The ceremony featured a variety of speakers including Sens. Richard Ross and Mike Rush, Board of Selectmen Chairman Moe Handel and Needham High School junior Zachary Richmond.
Though they relayed messages of gratitude, each speaker emphasized a need to give back. For veterans, the fight does not necessarily end with the war.
Rep. Denise Garlick reminded the crowd of the challenges many veterans face upon returning home. In addition to serious injury and post-traumatic stress disorder, many veterans deal with drug addiction, homelessness, and, in the state, many veterans are lost to suicide.
“We must care deeply for our veterans with wounds seen and unseen,” said Garlick.
There is a lot of work yet to be done Garlick continued. While there are many needed programs, supporting veterans can start simply with a conversation.
“We must listen to the stories of our veterans when they are ready to speak to us,” said Garlick.
One such effort to help veterans is a bill put forward by Ross that would allow veterans to visit public parks and beaches anywhere in the state without having to pay parking or recreation fees.
The sacrifice and legacy of Needham’s veterans was not something to be forgotten the speakers said. Their legacy has protected the livelihoods and childhoods of those growing up in the United States.
“We must think of our children that they live every day thinking of math and science thanks to our veterans,” Garlick said.
World War II veteran and prisoner of war Solomon Fineblum was one such veteran present.
Standing quietly, Solomon listened as his wife, Carol Fineblum, proudly recounted a harrowing story where despite injury, Solomon raced to protect his friend taking enemy fire.
“People were telling him not to do it, not to go back,” Carol said.
According to Carol, upon reaching his friend, Solomon bent over to protect him and when he did so, the Germans stopped firing.
“They just stopped shooting,” Carol said, her eyes shinning with amazement.
In response, Solomon shrugged his shoulders and said simply, “I was a soldier, I was just doing my job.”
For the speakers it all came back to continued support.
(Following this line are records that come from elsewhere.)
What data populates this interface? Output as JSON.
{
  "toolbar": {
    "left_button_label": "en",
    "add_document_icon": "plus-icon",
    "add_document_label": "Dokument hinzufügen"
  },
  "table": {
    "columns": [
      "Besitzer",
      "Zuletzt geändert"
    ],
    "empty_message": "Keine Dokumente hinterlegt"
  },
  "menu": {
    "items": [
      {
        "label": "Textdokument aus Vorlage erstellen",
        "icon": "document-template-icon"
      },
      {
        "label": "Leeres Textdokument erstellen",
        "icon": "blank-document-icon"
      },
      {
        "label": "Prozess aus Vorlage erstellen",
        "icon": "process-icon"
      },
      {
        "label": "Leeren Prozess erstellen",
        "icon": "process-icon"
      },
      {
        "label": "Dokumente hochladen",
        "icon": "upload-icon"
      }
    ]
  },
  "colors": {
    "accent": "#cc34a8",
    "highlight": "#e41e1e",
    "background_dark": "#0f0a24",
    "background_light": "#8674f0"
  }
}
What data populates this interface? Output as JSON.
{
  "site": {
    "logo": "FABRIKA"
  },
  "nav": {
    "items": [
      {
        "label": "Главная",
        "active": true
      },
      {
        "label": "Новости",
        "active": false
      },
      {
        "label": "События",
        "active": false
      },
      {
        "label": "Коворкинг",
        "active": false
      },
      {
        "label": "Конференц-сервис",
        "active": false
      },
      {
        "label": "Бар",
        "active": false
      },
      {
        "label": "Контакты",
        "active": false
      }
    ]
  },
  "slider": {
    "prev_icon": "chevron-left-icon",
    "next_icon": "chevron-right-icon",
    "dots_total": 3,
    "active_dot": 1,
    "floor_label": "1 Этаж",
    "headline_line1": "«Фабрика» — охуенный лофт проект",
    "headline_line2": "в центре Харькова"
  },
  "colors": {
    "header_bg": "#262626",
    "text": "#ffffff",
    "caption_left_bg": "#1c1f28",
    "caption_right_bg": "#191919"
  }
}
According to Handel, the treatment of veterans today will influence future generations looking to serve.
“Let us never forget them and those who will follow their example and service,” he said.